SOA Principles

Business Process Architecture1. Service communication

Service communication follows best practice:

All APIs are well documented and follow a consistent pattern of implementation across all services and components. All complex messages should adhere to known (document) enterprise information schema (e.g. XSD). Binary payloads (e.g. images) must transmit over well known and understood HTTP(S), JMS, EJB, or Java file streaming technologies.

2. Avoid Synchronous Inter-process Communication

Developers should avoid synchronous inter-process communication unless specifically requested in design requirements.

3. Avoid Non-portable Languages & Technologies

All service logic is coded within either your Business Process Management environment (TeamWorks, Savvion, SearchLight, etc.) or system development language such as Java or .Net .

Business Process ArchitectureFor example:

4. Services Are Fully Encapsulated and Capable Of Independent Invocation and Execution

This principle insures that we avoid tight integration between the various services.
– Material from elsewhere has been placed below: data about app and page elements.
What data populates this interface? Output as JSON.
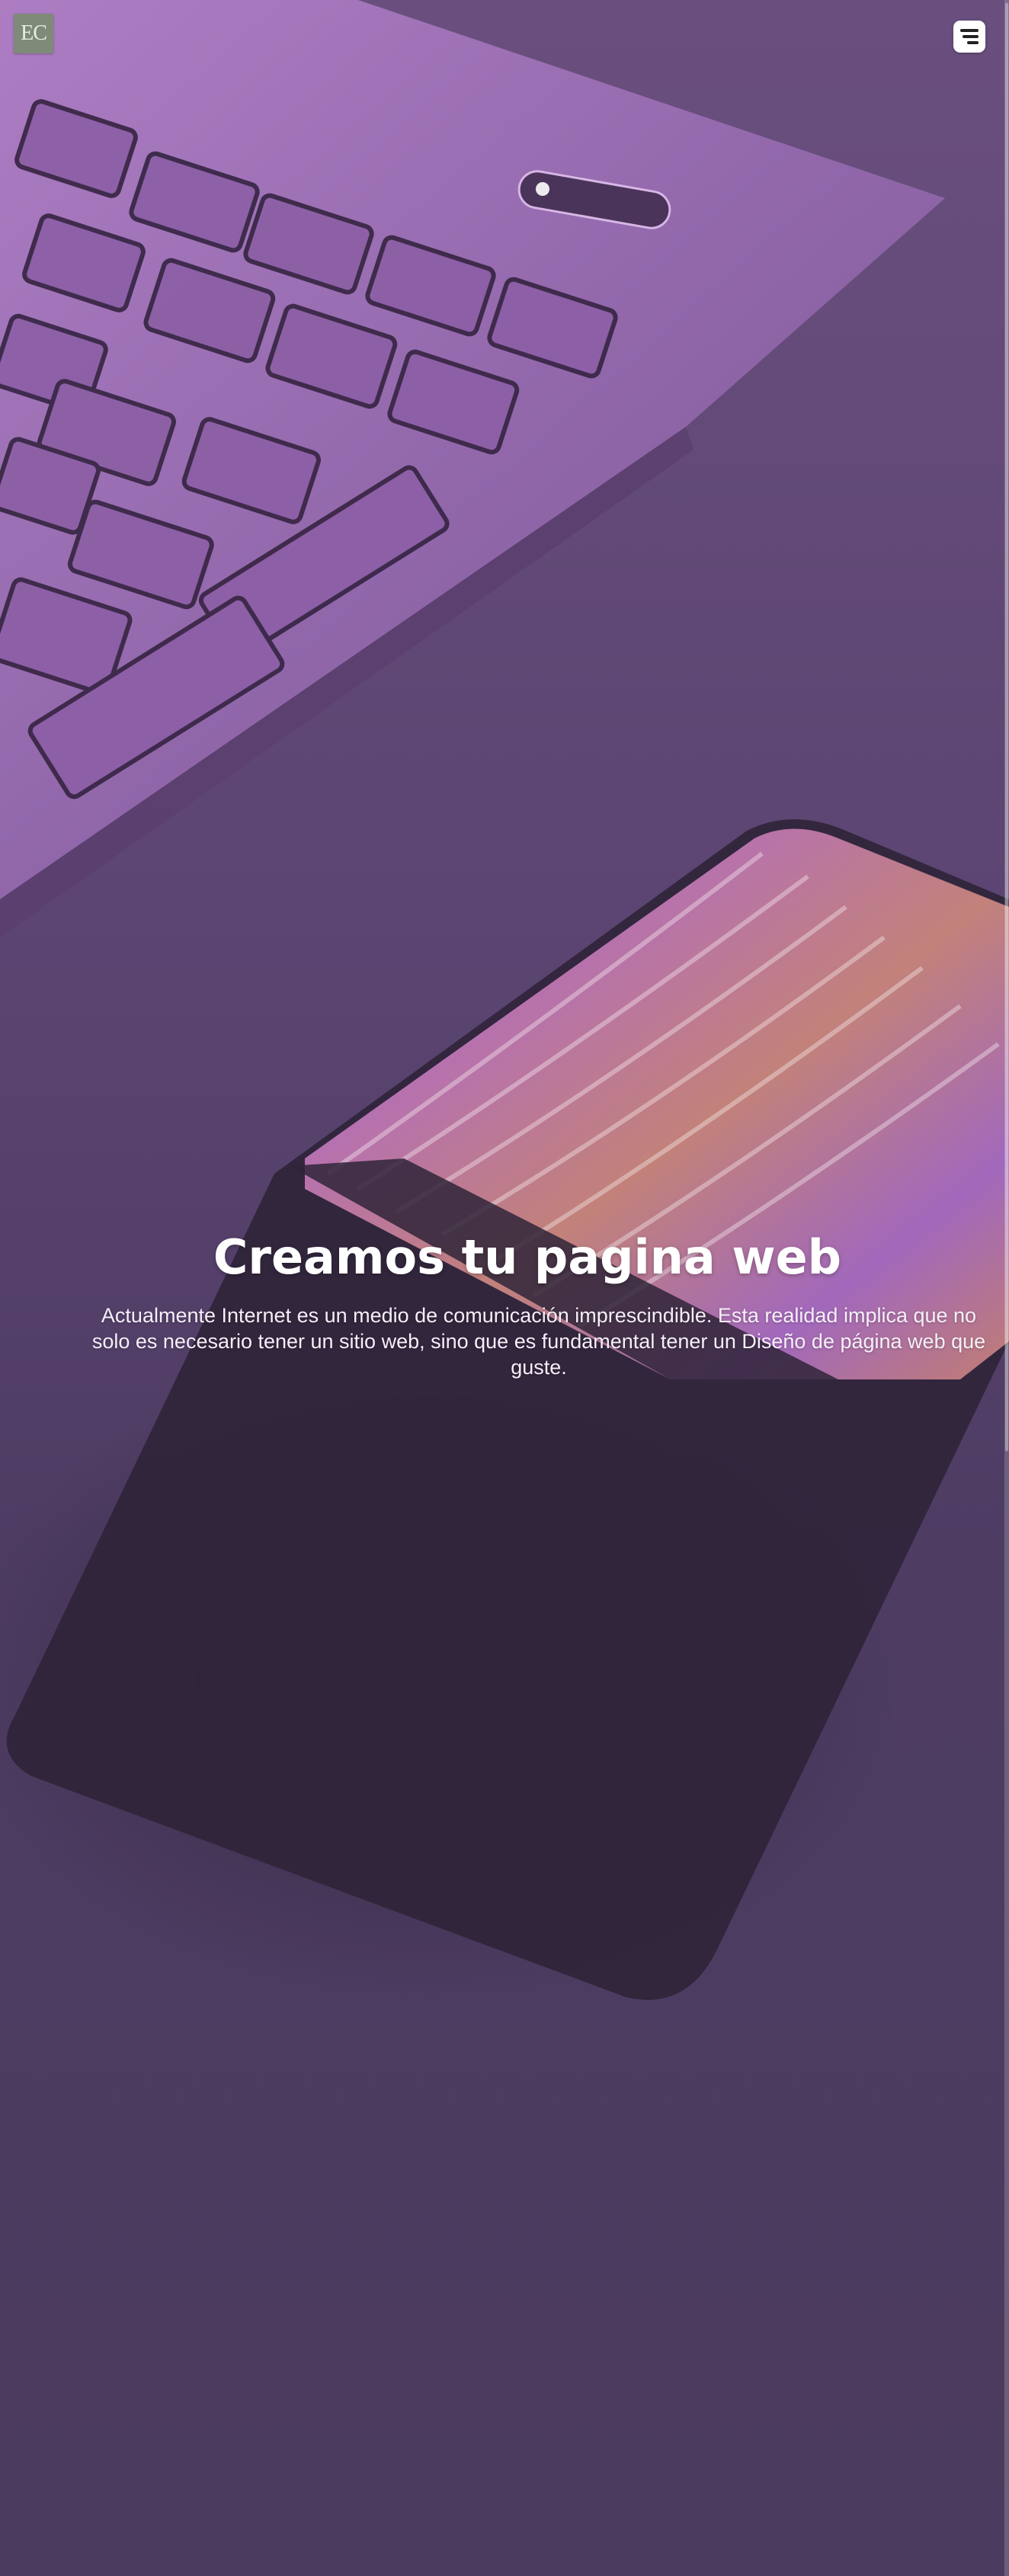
{
  "header": {
    "logo_text": "EC",
    "menu_icon": "menu-icon"
  },
  "hero": {
    "title": "Creamos tu pagina web",
    "description": "Actualmente Internet es un medio de comunicación imprescindible. Esta realidad implica que no solo es necesario tener un sitio web, sino que es fundamental tener un Diseño de página web que guste.",
    "background_image": "laptop-keyboard-and-phone-photo"
  },
  "colors": {
    "overlay": "#4a3a5c",
    "accent_purple": "#b07ad0",
    "text": "#ffffff",
    "logo_bg": "#7f8a78"
  }
}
Goal is to avoid, at all costs, associated “spaghetti code” typically resultant from tight, un-managed integration.

We know that we’re getting this right if our application is fully capable of being driven by our BPM/workflow system. For example, the workflow may send a work-request via e-mail to a workflow user. The workflow user can then click-to-invoke, via workflow, your application’s service via its service interface.

This point includes the avoidance of excessive pre and post execution dependencies.

Here is a good example of meeting this key principle:

An example of not following this principle (e.g. don't do this at home):

5. Services are Portable and “Plug-able”

Services can be de-coupled from their service framework infrastructure and ported out to external frameworks. This principle insures that each sub-component of your web-service system is a complete, functional, well documented entity. This also provides a good path towards sharing components and services across the organization.

Another important point here is to avoid excessive dependency on host application container and infrastructure support systems.

6. Services are Independently Tested

This principle DOES NOT mean that we skip our integration testing. What this does mean is that each component is provided with a document history of testing on the following points:

7. Services are both Event and Process Driven

Services are invoked and respond to events. A “chain” of services may also be strung together and invoked in sequence within a business process. Service “chains” should be managed within a BPM (or suitable process choreography technology) system.

It’s preferable to use BPM technology for process management and choreography:

Copyright ©2007 Gary Samuelson, All Rights Reserved.